The affected code follows:

//  php/ext/xml/xml.c#558
PHPAPI char *xml_utf8_decode(    //  ...
    int pos = len;
    char *newbuf = emallo    //  ...
    unsigned short c;          // sizeof(unsigned short)==16 bits
    char (*decoder)(unsig    //  ...
    xml_encoding *enc = x    //  ...
//  ...
//  #580
    c = (unsigned char)(*s);
    if (c >= 0xf0) {         /* four bytes encoded, 21 bits */
        if(pos-4 >= 0) {
            c = ((s[0]&7)<<18) | ((s[1]&63)<<12) | ((s[2]&63)<<6) | (s[3]&63);
        } else {
            c = '?';   
        s += 4;
        pos -= 4;
//  ...

The relevant part of the code is of course, the declaration of c as an unsigned int, the comment specifing that the char is 21 bits, and this:
x= ((s[0]&7)<<18) | ...

s[0]&7<<18 means it will move 3 bits, 18 bits to the right. As we noted before.. c's size is only 16 bits.
(xxxx xxxx & 0000 0111) << 18

Also, this part:
...  ((s[1]&63)<<12) | ...

s[1]&63<<12 means it will move 6 bits, 12 bits to the right. So, 2 bits are going to be lost.
(xxxx xxxx & 0011 1111) << 12

This allows us to make something even more interesting.

Code like this:

%FF%F0%40%FC that is invalid unicode, overlong, and all you want (definatelly NOT valid), will be casted as a "lower than" simbol (<).

This besides the already mentioned problems, and the possibility of bypassing quite a lot of WAFs and Filters.. demonstrate the problem of a bad unicode implementation on PHP.

I hope the PHP development team acknowledges all this issues that have been reported before, and were explained some months ago on Blackhat USA (and the developers were noticed to check the ppt more than once), and now are explained yet another time.

This was fixed on 5.2.11 :) on my birthday!! Sept 17

Anyway.. that's not all, now to finish this post I want to publish a overlong utf-8 exception on Firefox (actually, Mozilla's).

The firefox one

Firefox is supposed to consider the non-shortest form exception (point #1 in the PHP vulnerabilities), and section 3.1 of the Unicode Technical Report #36 but apparently there's a flaw on it. This is specially problematic for the reasons that an overlong unicode sequence not taken into consideration may allow several types of filter bypasses.

Anyway, the severity of this vulnerability is not as high as the PHP ones, but is worth mentioning.
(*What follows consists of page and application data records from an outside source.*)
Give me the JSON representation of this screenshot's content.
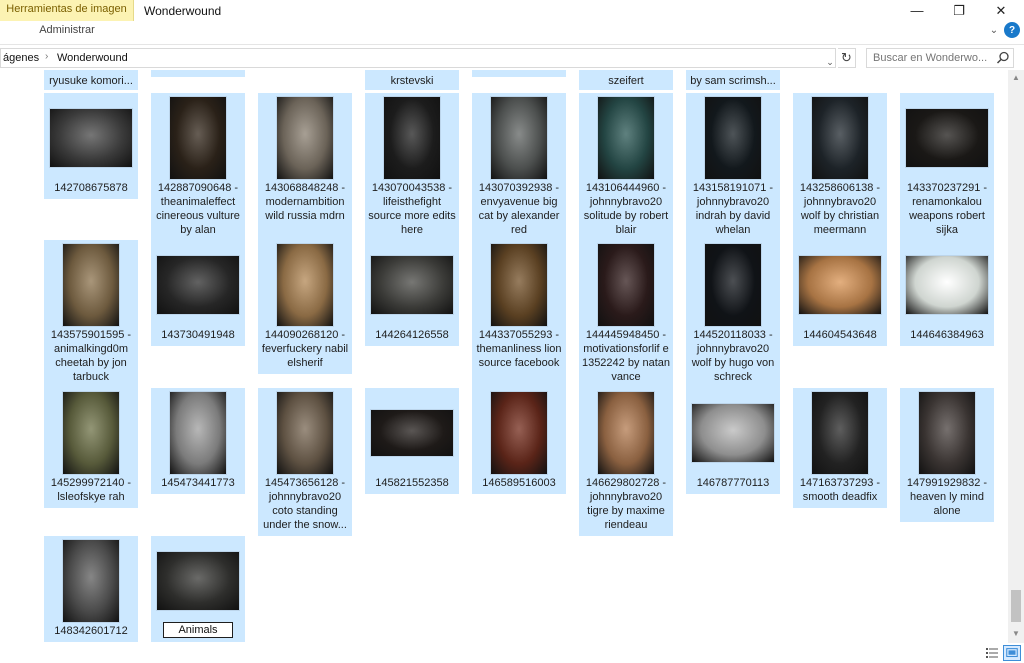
{
  "ribbon": {
    "contextual_tab": "Herramientas de imagen",
    "contextual_sub": "Administrar",
    "window_title": "Wonderwound"
  },
  "window_controls": {
    "minimize": "—",
    "maximize": "❐",
    "close": "✕",
    "expand": "⌄",
    "help": "?"
  },
  "address": {
    "crumbs": [
      "ágenes",
      "Wonderwound"
    ],
    "separator": "›",
    "dropdown": "⌄",
    "refresh": "↻",
    "search_placeholder": "Buscar en Wonderwo..."
  },
  "top_partial_items": [
    {
      "label": "ryusuke komori..."
    },
    {
      "label": ""
    },
    {
      "label": ""
    },
    {
      "label": "krstevski"
    },
    {
      "label": ""
    },
    {
      "label": "szeifert"
    },
    {
      "label": "by sam scrimsh..."
    }
  ],
  "files": [
    {
      "label": "142708675878",
      "tone": "#3a3a3a",
      "shape": "land"
    },
    {
      "label": "142887090648 - theanimaleffect cinereous vulture by alan",
      "tone": "#2a2118",
      "shape": "port"
    },
    {
      "label": "143068848248 - modernambition wild russia mdrn",
      "tone": "#6b6358",
      "shape": "port"
    },
    {
      "label": "143070043538 - lifeisthefight source more edits here",
      "tone": "#1c1c1c",
      "shape": "port"
    },
    {
      "label": "143070392938 - envyavenue big cat by alexander red",
      "tone": "#4c4f4e",
      "shape": "port"
    },
    {
      "label": "143106444960 - johnnybravo20 solitude by robert blair",
      "tone": "#234543",
      "shape": "port"
    },
    {
      "label": "143158191071 - johnnybravo20 indrah by david whelan",
      "tone": "#12181c",
      "shape": "port"
    },
    {
      "label": "143258606138 - johnnybravo20 wolf by christian meermann",
      "tone": "#1d2328",
      "shape": "port"
    },
    {
      "label": "143370237291 - renamonkalou weapons robert sijka",
      "tone": "#1a1816",
      "shape": "land"
    },
    {
      "label": "143575901595 - animalkingd0m cheetah by jon tarbuck",
      "tone": "#6d5a3e",
      "shape": "port"
    },
    {
      "label": "143730491948",
      "tone": "#262626",
      "shape": "land"
    },
    {
      "label": "144090268120 - feverfuckery nabil elsherif",
      "tone": "#8a6a44",
      "shape": "port"
    },
    {
      "label": "144264126558",
      "tone": "#3b3b38",
      "shape": "land"
    },
    {
      "label": "144337055293 - themanliness lion source facebook",
      "tone": "#5a4022",
      "shape": "port"
    },
    {
      "label": "144445948450 - motivationsforlif e 1352242 by natan vance",
      "tone": "#2a1a1a",
      "shape": "port"
    },
    {
      "label": "144520118033 - johnnybravo20 wolf by hugo von schreck",
      "tone": "#101317",
      "shape": "port"
    },
    {
      "label": "144604543648",
      "tone": "#a77343",
      "shape": "land"
    },
    {
      "label": "144646384963",
      "tone": "#cfd5d0",
      "shape": "land"
    },
    {
      "label": "145299972140 - lsleofskye rah",
      "tone": "#575a3a",
      "shape": "port"
    },
    {
      "label": "145473441773",
      "tone": "#7b7b7b",
      "shape": "port"
    },
    {
      "label": "145473656128 - johnnybravo20 coto standing under the snow...",
      "tone": "#5e5142",
      "shape": "port"
    },
    {
      "label": "145821552358",
      "tone": "#1e1a18",
      "shape": "wide"
    },
    {
      "label": "146589516003",
      "tone": "#5a2418",
      "shape": "port"
    },
    {
      "label": "146629802728 - johnnybravo20 tigre by maxime riendeau",
      "tone": "#8a6040",
      "shape": "port"
    },
    {
      "label": "146787770113",
      "tone": "#8e8e8e",
      "shape": "land"
    },
    {
      "label": "147163737293 - smooth deadfix",
      "tone": "#222",
      "shape": "port"
    },
    {
      "label": "147991929832 - heaven ly mind alone",
      "tone": "#3a3432",
      "shape": "port"
    },
    {
      "label": "148342601712",
      "tone": "#4a4a4a",
      "shape": "port"
    },
    {
      "label": "",
      "tone": "#2e2e2c",
      "shape": "land",
      "renaming": true
    }
  ],
  "rename_value": "Animals"
}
The following non-shortest form for the char U+1000:
0xF0 0x81 0x80 0x80

is allowed, as well as the correct shortest form:
0xE1 0x80 0x80

Note that this problem is only present on the 4 bytes representation.

You can track this bug at:

Anyway, that's all! Thanks for your time :)